Abstract W P33: Functional MRI and CBF Responses to Transient Oxygen Challenges in Acute Ischemic Stroke Patients
Background: There is increasing interest in using oxygen challenges during MRI to image metabolic dysfunction in acute ischemic stroke.
Methods: Subjects enrolled in a prospective MRI study of patients imaged within 48 h of stroke onset underwent arterial spin labeling (ASL) MRI for 10-12 min, while receiving a transient normobaric oxygen (NBO) challenge, according to this protocol: (1) Room air (RA) for 2-5 min; (2) NBO at 10-12 L/min via nonrebreather mask for 4 min; (3) RA for 2-4 min. ASL data were motion corrected and used to calculate CBF. Changes of blood-oxygen level dependent (BOLD) and perfusion MRI signal intensities during NBO were calculated (along with Z-scores) using FEAT. Mean changes within the DWI lesion (Core), ipsilateral normal tissue (IPS) and contralesional hemisphere (CNL) were compared.
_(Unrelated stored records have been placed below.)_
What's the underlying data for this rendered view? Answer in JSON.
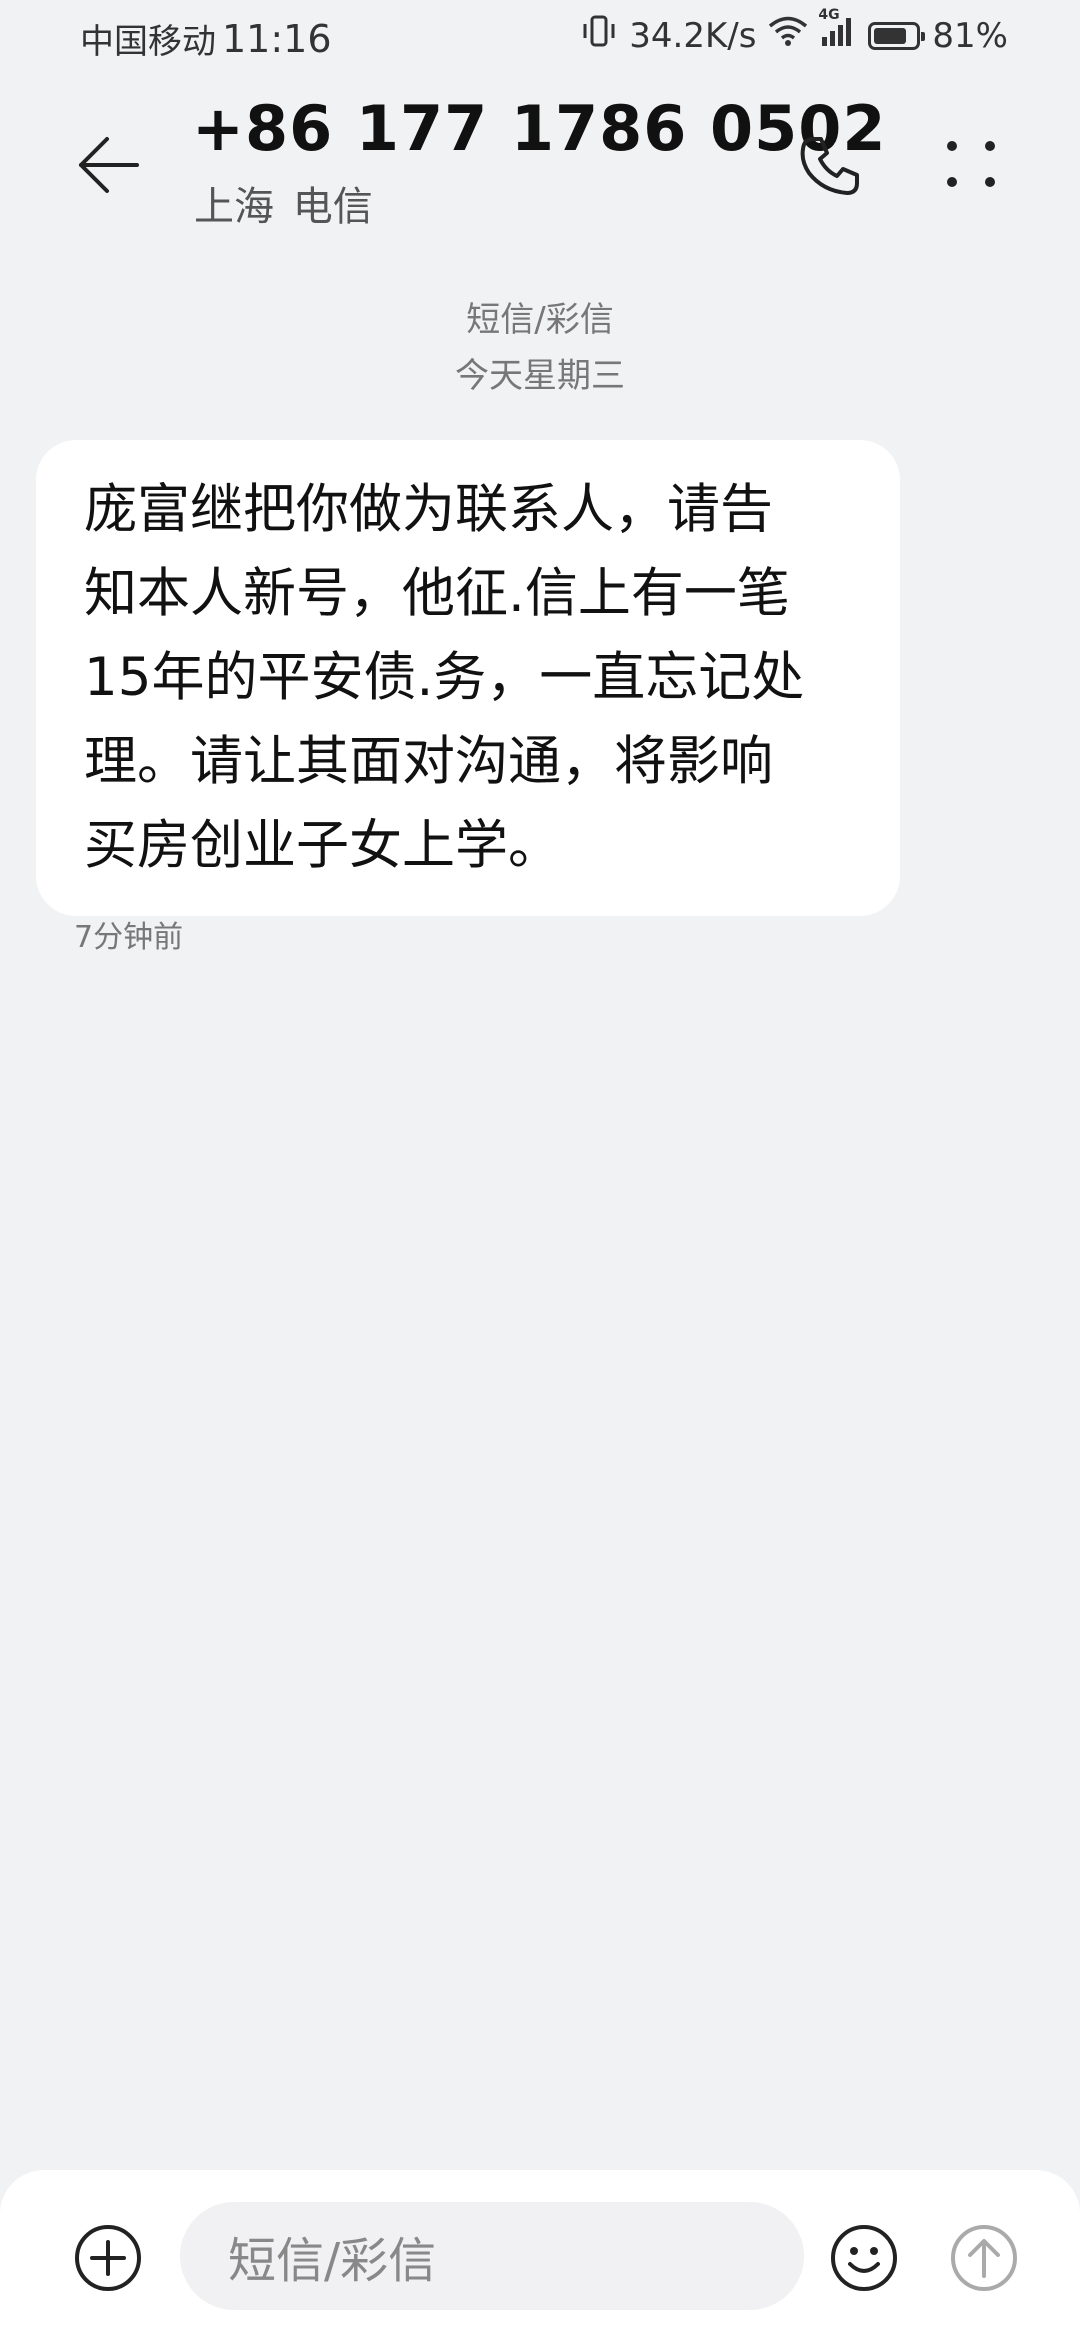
{
  "status_bar": {
    "carrier": "中国移动",
    "time": "11:16",
    "vibrate_icon": "vibrate-icon",
    "network_speed": "34.2K/s",
    "wifi_icon": "wifi-icon",
    "network_type": "4G",
    "signal_icon": "signal-icon",
    "battery_icon": "battery-icon",
    "battery_level": 0.81,
    "battery_percent": "81%"
  },
  "header": {
    "back_icon": "back-arrow-icon",
    "contact_number": "+86 177 1786 0502",
    "contact_location": "上海 电信",
    "call_icon": "phone-icon",
    "more_icon": "more-vertical-icon"
  },
  "conversation": {
    "message_type": "短信/彩信",
    "date_label": "今天星期三",
    "messages": [
      {
        "direction": "incoming",
        "lines": [
          "庞富继把你做为联系人，请告",
          "知本人新号，他征.信上有一笔",
          "15年的平安债.务，一直忘记处",
          "理。请让其面对沟通，将影响",
          "买房创业子女上学。"
        ],
        "time": "7分钟前"
      }
    ]
  },
  "input_bar": {
    "add_icon": "add-circle-icon",
    "placeholder": "短信/彩信",
    "emoji_icon": "emoji-icon",
    "send_icon": "send-arrow-icon"
  },
  "colors": {
    "background": "#f1f2f4",
    "bubble": "#ffffff",
    "text_primary": "#111111",
    "text_secondary": "#777777"
  }
}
Results: Patient characteristics (N=19) were age 62±13 years, median admission NIHSS 12 [IQR 3-12], time-to-MRI 33±13 h, median Core volume 31.2 [IQR 14.3-68] cc. 6 patients were imaged after tPA therapy. One subject’s CBF data were unusable due to artifacts. Both hyperemia (N=8) and hypoperfusion (N=12) were observed in areas in and around the DWI lesion. Baseline CBF in Core was significantly higher than in CNL (P=0.01) and IPS (P=0.03), indicative of hyperemia. No significant difference was found for perfusion change in response to NBO (mean Z-score < 1.1 for all regions). In contrast, strong positive and negative BOLD responses were found both ipsilaterally and contralaterally. Negative BOLD responses were significantly smaller (P<0.01) in the Core (Z-score 1.3±1.6) than in either IPS (2.5±1.6) or CNL (2.5±1.4). Positive BOLD responses did not significantly differ across regions, but had high Z-scores (Core: 5.2±2.6, IPS: 5.8±2.7, CNL:5.8±2.9), indicating strong response to NBO.
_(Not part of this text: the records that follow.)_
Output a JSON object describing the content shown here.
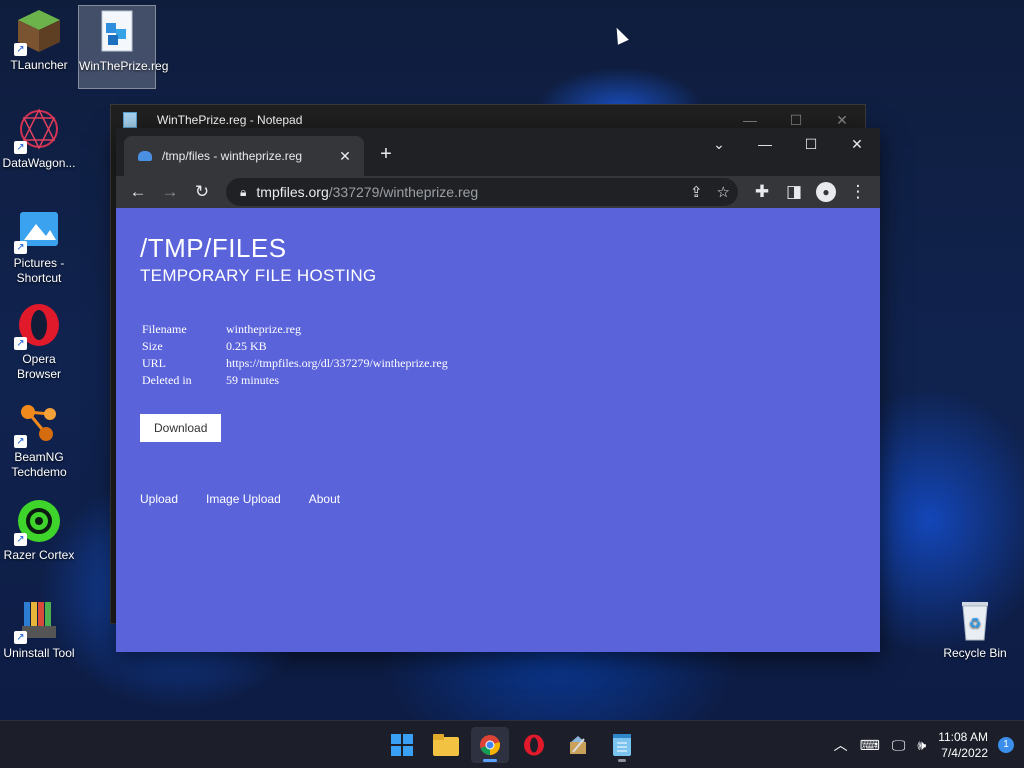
{
  "desktop": {
    "icons": [
      {
        "label": "TLauncher"
      },
      {
        "label": "WinThePrize.reg"
      },
      {
        "label": "DataWagon..."
      },
      {
        "label": "Pictures - Shortcut"
      },
      {
        "label": "Opera Browser"
      },
      {
        "label": "BeamNG Techdemo"
      },
      {
        "label": "Razer Cortex"
      },
      {
        "label": "Uninstall Tool"
      },
      {
        "label": "Recycle Bin"
      }
    ]
  },
  "notepad": {
    "title": "WinThePrize.reg - Notepad"
  },
  "browser": {
    "tab": {
      "title": "/tmp/files - wintheprize.reg"
    },
    "url": {
      "host": "tmpfiles.org",
      "path": "/337279/wintheprize.reg"
    }
  },
  "page": {
    "title": "/TMP/FILES",
    "subtitle": "TEMPORARY FILE HOSTING",
    "info": [
      {
        "key": "Filename",
        "value": "wintheprize.reg"
      },
      {
        "key": "Size",
        "value": "0.25 KB"
      },
      {
        "key": "URL",
        "value": "https://tmpfiles.org/dl/337279/wintheprize.reg"
      },
      {
        "key": "Deleted in",
        "value": "59 minutes"
      }
    ],
    "download_label": "Download",
    "footer_links": [
      "Upload",
      "Image Upload",
      "About"
    ]
  },
  "taskbar": {
    "clock": {
      "time": "11:08 AM",
      "date": "7/4/2022"
    },
    "notification_count": "1"
  },
  "colors": {
    "page_bg": "#5b63da",
    "chrome_dark": "#202124",
    "chrome_tab": "#35363a"
  }
}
Discussion: Our results confirm previous reports in both human and experimental stroke models of strong increases in BOLD signal in response to NBO challenges. In addition, we found negative BOLD responses both ipsilesionally and contralesionally, often in conjunction with hyperemia, perhaps suggesting a steal effect. Future research may further elucidate the complexities of oxygen metabolism in stroke, perhaps encouraging the development of novel therapies.
Author Disclosures: O. Wu: Research Grant; Modest; NIH/NINDS U01NS069208, R01NS051412, R21HL089065. Research Grant; Significant; NIH/NINDS P50NS051343, R01NS059775, R01NS063925. Consultant/Advisory Board; Modest; Penumbra, Inc. M. Villien: Research Grant; Significant; NIH/NINDS R01NS059775. T. Thankachan: Research Grant; Significant; NIH/NINDS R01NS051412. S. Mocking: Research Grant; Significant; NIH/NINDS R01NS063925,R01NS059775, P50NS051343. W.A. Copen: Research Grant; Modest; NIH/NINDS R01NS059775. Consultant/Advisory Board; Modest; Lundbeck A/S.. P.W. Schaefer: None. A.B. Singhal: Research Grant; Significant; NIH-NINDS R01NS051412; P50NS051343; R21NS077442.
- © 2014 by American Heart Association, Inc.